### Data records for software interfaces
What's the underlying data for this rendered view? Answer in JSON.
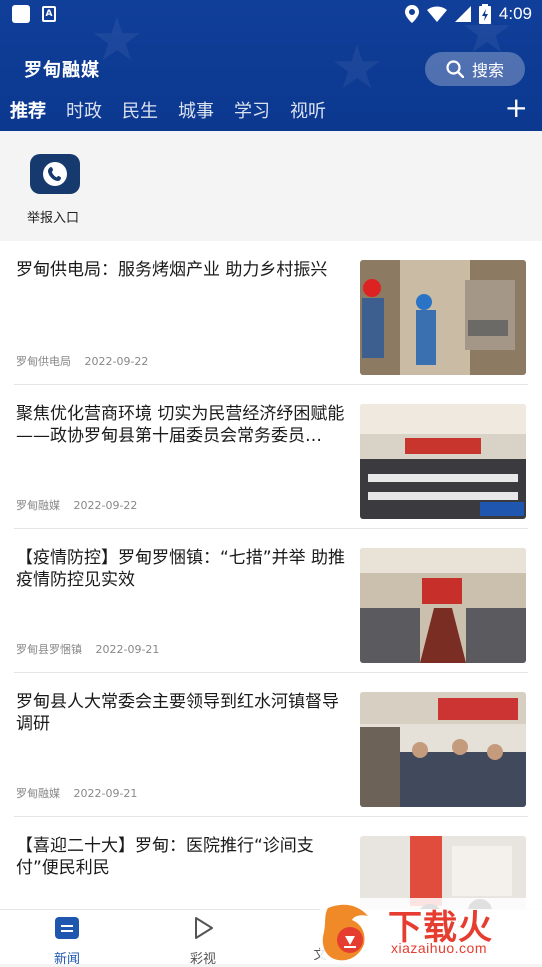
{
  "status_bar": {
    "time": "4:09"
  },
  "header": {
    "brand": "罗甸融媒",
    "search_label": "搜索"
  },
  "tabs": [
    "推荐",
    "时政",
    "民生",
    "城事",
    "学习",
    "视听"
  ],
  "quick": {
    "report_label": "举报入口"
  },
  "news": [
    {
      "title": "罗甸供电局：服务烤烟产业 助力乡村振兴",
      "source": "罗甸供电局",
      "date": "2022-09-22"
    },
    {
      "title": "聚焦优化营商环境 切实为民营经济纾困赋能——政协罗甸县第十届委员会常务委员…",
      "source": "罗甸融媒",
      "date": "2022-09-22"
    },
    {
      "title": "【疫情防控】罗甸罗悃镇：“七措”并举 助推疫情防控见实效",
      "source": "罗甸县罗悃镇",
      "date": "2022-09-21"
    },
    {
      "title": "罗甸县人大常委会主要领导到红水河镇督导调研",
      "source": "罗甸融媒",
      "date": "2022-09-21"
    },
    {
      "title": "【喜迎二十大】罗甸：医院推行“诊间支付”便民利民",
      "source": "",
      "date": ""
    }
  ],
  "bottom_nav": [
    {
      "label": "新闻"
    },
    {
      "label": "彩视"
    },
    {
      "label": "文"
    }
  ],
  "watermark": {
    "text": "下载火",
    "sub": "xiazaihuo.com"
  },
  "colors": {
    "header": "#0d3a92",
    "accent": "#1f57b0",
    "watermark": "#e53d2f"
  }
}
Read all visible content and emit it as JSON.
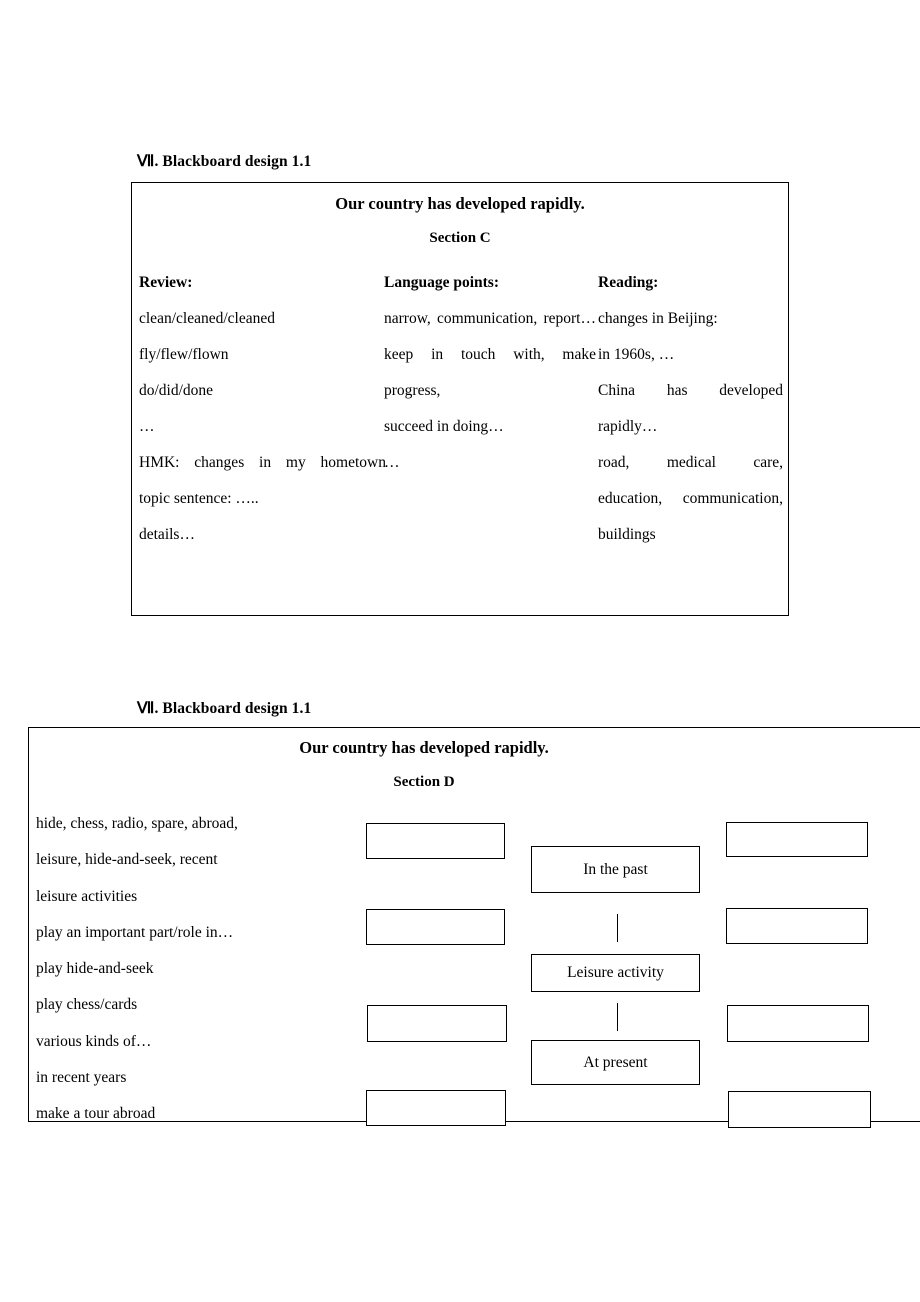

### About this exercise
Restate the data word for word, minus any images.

### Answer box
What's the underlying data for this rendered view? Answer in JSON.
{
  "status_bar": {
    "time": "4:09"
  },
  "header": {
    "brand": "罗甸融媒",
    "search_label": "搜索"
  },
  "tabs": [
    "推荐",
    "时政",
    "民生",
    "城事",
    "学习",
    "视听"
  ],
  "quick": {
    "report_label": "举报入口"
  },
  "news": [
    {
      "title": "罗甸供电局：服务烤烟产业 助力乡村振兴",
      "source": "罗甸供电局",
      "date": "2022-09-22"
    },
    {
      "title": "聚焦优化营商环境 切实为民营经济纾困赋能——政协罗甸县第十届委员会常务委员…",
      "source": "罗甸融媒",
      "date": "2022-09-22"
    },
    {
      "title": "【疫情防控】罗甸罗悃镇：“七措”并举 助推疫情防控见实效",
      "source": "罗甸县罗悃镇",
      "date": "2022-09-21"
    },
    {
      "title": "罗甸县人大常委会主要领导到红水河镇督导调研",
      "source": "罗甸融媒",
      "date": "2022-09-21"
    },
    {
      "title": "【喜迎二十大】罗甸：医院推行“诊间支付”便民利民",
      "source": "",
      "date": ""
    }
  ],
  "bottom_nav": [
    {
      "label": "新闻"
    },
    {
      "label": "彩视"
    },
    {
      "label": "文"
    }
  ],
  "watermark": {
    "text": "下载火",
    "sub": "xiazaihuo.com"
  },
  "colors": {
    "header": "#0d3a92",
    "accent": "#1f57b0",
    "watermark": "#e53d2f"
  }
}
Read all visible content and emit it as JSON.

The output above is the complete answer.